They added: “In detention, LGBTQI+ people are likely to experience discrimination and harassment from other people who can hold LGBTQI-phobic views. Trans and intersex people can be at even greater risk of abuse and may be forced to hide their gender identity and/or sexual orientation.

“The people that we work with are worried about being moved to the barge, and are clearly experiencing anxiety about this possibility and the impact this will have on them.

“We ask that this government commits to housing LGBTQI+ people in suitable accommodation in the community and safeguard from harm while they seek to rebuild their lives in safety here.”

Bibby Stockholm barge could house 500 asylum seekers

The news comes after months of disagreement between human rights advocates and the government on whether the Bibby Stockholm is an appropriate place to house migrants.

That debate became particularly fierce following the discovery of the legionella bacteria in the Bibby Stockholm’s water supply, which can cause Legionnaires’ disease, a serious form of pneumonia.

However, the government has held firm on its plan. As of Tuesday (24 October), 50 people were on the barge, according to immigration minister Robert Jenrick. The Home Office has said 500 people could eventually be housed on the barge.

The Bibby Stockholm plan was launched in a bid to bring down the cost of housing those who are waiting on their asylum applications to be processed in the UK. Currently, most people stay in hotels while they await a Home Office decision.

However, Labour has called into question whether the barge is actually saving any money. Shadow Home Secretary Yvette Cooper has claimed the cost of the barge is five times higher than asylum hotels, and said it currently works out at around £800 per person per night.

Cooper said that figure was not including the “probable millions” that were spent on the barge while it sat empty over the summer following the legionella bacteria scare.

According to the BBC’s Ione Wells, Labour has based its £800 per person per night figure on there being just 50 people on board the Bibby Stockholm.

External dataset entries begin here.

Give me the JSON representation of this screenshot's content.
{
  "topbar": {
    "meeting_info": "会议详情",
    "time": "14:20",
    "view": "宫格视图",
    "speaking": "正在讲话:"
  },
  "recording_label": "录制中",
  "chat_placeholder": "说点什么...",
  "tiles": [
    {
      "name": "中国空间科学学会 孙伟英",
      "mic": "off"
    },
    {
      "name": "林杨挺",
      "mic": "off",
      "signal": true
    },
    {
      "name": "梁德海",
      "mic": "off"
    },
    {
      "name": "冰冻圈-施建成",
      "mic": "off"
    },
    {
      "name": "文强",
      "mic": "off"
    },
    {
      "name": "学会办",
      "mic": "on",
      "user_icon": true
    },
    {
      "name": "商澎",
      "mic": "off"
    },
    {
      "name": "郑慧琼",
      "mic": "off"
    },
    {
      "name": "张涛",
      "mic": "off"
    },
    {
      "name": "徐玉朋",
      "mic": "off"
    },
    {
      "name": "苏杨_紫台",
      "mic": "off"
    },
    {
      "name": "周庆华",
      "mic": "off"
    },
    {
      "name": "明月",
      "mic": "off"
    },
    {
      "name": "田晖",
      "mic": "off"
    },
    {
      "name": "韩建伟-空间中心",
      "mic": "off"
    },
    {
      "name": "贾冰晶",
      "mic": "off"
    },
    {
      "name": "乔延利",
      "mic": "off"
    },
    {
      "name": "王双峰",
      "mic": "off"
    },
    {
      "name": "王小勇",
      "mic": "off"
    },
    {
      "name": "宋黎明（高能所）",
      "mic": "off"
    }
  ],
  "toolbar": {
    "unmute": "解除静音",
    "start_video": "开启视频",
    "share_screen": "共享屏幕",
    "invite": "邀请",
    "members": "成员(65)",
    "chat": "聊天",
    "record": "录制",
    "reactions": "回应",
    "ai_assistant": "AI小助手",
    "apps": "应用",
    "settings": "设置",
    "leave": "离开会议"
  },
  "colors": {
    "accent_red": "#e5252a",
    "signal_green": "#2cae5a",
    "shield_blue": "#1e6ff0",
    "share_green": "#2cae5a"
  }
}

The Home Office has disputed the figure, arguing that the cost will be lower when the barge is at full capacity.